--- DIRECTIONS ---
All lines from the one with "What data populates" to the end of the material, both included, are to be written out exactly and without anything else.

RECORDED INFORMATION below:

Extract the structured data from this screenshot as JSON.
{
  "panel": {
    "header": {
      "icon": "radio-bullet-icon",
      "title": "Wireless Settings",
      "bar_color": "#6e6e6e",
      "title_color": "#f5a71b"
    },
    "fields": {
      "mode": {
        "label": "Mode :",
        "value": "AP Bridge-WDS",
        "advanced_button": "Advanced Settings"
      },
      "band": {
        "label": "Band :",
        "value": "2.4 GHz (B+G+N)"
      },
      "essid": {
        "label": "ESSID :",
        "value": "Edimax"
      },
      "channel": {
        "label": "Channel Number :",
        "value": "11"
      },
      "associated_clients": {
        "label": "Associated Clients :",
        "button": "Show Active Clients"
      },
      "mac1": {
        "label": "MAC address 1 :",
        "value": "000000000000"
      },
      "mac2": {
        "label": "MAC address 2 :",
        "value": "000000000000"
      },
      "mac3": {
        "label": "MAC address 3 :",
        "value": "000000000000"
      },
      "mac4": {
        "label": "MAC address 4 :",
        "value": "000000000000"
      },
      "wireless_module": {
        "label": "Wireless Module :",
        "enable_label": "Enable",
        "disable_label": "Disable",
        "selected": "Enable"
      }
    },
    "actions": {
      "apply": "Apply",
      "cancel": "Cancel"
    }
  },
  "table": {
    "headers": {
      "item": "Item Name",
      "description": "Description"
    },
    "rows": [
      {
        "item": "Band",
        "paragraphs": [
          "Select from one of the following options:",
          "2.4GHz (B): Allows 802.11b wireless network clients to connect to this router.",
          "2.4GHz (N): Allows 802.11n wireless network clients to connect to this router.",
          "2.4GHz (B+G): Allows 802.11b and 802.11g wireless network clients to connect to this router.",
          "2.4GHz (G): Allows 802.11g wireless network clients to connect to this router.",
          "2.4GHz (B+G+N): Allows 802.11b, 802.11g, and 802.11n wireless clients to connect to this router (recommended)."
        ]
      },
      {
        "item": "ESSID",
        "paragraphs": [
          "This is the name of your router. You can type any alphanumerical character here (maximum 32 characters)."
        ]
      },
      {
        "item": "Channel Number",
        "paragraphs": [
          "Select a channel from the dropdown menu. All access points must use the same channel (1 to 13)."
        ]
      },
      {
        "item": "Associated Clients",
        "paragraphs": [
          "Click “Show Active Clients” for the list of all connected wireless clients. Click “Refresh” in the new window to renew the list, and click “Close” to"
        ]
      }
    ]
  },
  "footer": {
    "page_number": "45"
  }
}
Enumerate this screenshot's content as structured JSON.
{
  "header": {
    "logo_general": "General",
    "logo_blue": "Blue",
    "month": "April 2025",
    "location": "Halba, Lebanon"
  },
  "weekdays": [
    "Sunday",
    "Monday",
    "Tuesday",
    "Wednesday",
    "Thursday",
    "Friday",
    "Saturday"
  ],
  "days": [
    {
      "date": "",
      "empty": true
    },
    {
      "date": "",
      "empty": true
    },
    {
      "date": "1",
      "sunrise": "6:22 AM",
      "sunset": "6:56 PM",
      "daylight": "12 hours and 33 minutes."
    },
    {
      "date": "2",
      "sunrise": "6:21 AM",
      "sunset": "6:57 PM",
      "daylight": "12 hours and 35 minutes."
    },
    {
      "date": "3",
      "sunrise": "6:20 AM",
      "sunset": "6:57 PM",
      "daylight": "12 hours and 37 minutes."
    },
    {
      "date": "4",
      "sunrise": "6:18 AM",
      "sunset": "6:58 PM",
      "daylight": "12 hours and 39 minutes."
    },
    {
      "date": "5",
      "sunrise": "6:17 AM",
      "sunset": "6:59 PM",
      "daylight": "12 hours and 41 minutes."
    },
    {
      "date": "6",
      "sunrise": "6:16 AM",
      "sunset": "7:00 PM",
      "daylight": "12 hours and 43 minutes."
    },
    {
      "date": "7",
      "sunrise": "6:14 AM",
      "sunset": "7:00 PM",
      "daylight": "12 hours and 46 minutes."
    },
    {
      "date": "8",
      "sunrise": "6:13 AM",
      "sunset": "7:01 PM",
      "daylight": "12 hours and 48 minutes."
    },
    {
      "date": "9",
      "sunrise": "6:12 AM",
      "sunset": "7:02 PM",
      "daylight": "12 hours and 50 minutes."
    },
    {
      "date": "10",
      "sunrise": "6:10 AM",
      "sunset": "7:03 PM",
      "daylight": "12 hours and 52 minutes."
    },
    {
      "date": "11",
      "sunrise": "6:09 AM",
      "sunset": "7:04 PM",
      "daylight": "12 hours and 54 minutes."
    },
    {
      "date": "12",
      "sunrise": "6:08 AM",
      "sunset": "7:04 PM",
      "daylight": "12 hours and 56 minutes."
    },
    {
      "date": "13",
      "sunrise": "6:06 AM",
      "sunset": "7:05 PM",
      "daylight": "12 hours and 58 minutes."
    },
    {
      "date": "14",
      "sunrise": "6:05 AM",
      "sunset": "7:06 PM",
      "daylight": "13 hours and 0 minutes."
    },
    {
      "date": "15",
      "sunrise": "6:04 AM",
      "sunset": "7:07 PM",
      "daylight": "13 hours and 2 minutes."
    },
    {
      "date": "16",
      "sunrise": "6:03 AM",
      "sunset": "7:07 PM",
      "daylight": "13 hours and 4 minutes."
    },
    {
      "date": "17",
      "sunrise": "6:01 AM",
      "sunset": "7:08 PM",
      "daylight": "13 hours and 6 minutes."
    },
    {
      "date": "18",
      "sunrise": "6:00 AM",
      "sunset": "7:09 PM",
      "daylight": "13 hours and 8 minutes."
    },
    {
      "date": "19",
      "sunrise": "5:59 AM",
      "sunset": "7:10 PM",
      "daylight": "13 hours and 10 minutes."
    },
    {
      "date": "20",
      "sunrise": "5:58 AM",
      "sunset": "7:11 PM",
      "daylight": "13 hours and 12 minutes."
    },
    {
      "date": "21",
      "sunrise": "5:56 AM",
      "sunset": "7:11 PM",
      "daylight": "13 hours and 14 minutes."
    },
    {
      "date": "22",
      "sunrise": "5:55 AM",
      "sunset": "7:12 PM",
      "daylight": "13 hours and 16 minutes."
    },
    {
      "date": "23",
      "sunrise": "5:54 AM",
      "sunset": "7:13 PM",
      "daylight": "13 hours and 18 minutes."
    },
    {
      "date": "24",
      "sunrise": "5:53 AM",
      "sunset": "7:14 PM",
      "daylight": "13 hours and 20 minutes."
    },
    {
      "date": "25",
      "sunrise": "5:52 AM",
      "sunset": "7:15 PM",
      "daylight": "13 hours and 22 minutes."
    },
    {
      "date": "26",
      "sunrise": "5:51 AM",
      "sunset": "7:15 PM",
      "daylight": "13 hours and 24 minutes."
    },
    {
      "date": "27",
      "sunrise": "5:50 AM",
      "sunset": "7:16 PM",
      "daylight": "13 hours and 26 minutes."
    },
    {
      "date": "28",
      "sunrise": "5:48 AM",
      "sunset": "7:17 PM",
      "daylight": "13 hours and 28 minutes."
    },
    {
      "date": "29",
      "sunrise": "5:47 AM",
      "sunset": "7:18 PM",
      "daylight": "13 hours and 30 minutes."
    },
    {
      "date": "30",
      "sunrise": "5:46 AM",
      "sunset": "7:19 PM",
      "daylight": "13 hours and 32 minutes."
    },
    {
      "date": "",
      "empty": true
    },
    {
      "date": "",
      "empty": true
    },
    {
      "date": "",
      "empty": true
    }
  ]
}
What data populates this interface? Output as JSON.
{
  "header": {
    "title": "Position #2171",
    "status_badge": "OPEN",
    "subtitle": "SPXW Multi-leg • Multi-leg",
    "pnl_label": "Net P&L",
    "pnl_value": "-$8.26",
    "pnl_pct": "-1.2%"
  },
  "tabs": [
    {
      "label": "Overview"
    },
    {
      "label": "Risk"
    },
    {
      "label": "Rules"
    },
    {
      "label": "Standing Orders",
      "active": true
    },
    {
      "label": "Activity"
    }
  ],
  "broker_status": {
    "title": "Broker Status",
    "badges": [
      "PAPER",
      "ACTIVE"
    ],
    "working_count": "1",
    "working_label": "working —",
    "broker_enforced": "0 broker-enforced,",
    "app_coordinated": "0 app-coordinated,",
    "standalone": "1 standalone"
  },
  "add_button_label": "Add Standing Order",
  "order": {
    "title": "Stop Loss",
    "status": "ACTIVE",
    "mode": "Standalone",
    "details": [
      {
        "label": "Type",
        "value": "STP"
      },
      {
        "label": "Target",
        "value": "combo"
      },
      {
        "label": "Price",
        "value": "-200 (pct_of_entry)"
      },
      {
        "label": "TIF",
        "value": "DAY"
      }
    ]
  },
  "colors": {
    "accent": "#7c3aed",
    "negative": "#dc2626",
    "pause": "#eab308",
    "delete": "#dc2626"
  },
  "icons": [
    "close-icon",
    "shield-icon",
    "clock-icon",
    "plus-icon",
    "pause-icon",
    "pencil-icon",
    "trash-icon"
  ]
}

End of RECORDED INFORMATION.

--- RESPONSE FOR THIS EXERCISE ---
What data populates this interface? Output as JSON.
{
  "header": {
    "title": "Position #2171",
    "status_badge": "OPEN",
    "subtitle": "SPXW Multi-leg • Multi-leg",
    "pnl_label": "Net P&L",
    "pnl_value": "-$8.26",
    "pnl_pct": "-1.2%"
  },
  "tabs": [
    {
      "label": "Overview"
    },
    {
      "label": "Risk"
    },
    {
      "label": "Rules"
    },
    {
      "label": "Standing Orders",
      "active": true
    },
    {
      "label": "Activity"
    }
  ],
  "broker_status": {
    "title": "Broker Status",
    "badges": [
      "PAPER",
      "ACTIVE"
    ],
    "working_count": "1",
    "working_label": "working —",
    "broker_enforced": "0 broker-enforced,",
    "app_coordinated": "0 app-coordinated,",
    "standalone": "1 standalone"
  },
  "add_button_label": "Add Standing Order",
  "order": {
    "title": "Stop Loss",
    "status": "ACTIVE",
    "mode": "Standalone",
    "details": [
      {
        "label": "Type",
        "value": "STP"
      },
      {
        "label": "Target",
        "value": "combo"
      },
      {
        "label": "Price",
        "value": "-200 (pct_of_entry)"
      },
      {
        "label": "TIF",
        "value": "DAY"
      }
    ]
  },
  "colors": {
    "accent": "#7c3aed",
    "negative": "#dc2626",
    "pause": "#eab308",
    "delete": "#dc2626"
  },
  "icons": [
    "close-icon",
    "shield-icon",
    "clock-icon",
    "plus-icon",
    "pause-icon",
    "pencil-icon",
    "trash-icon"
  ]
}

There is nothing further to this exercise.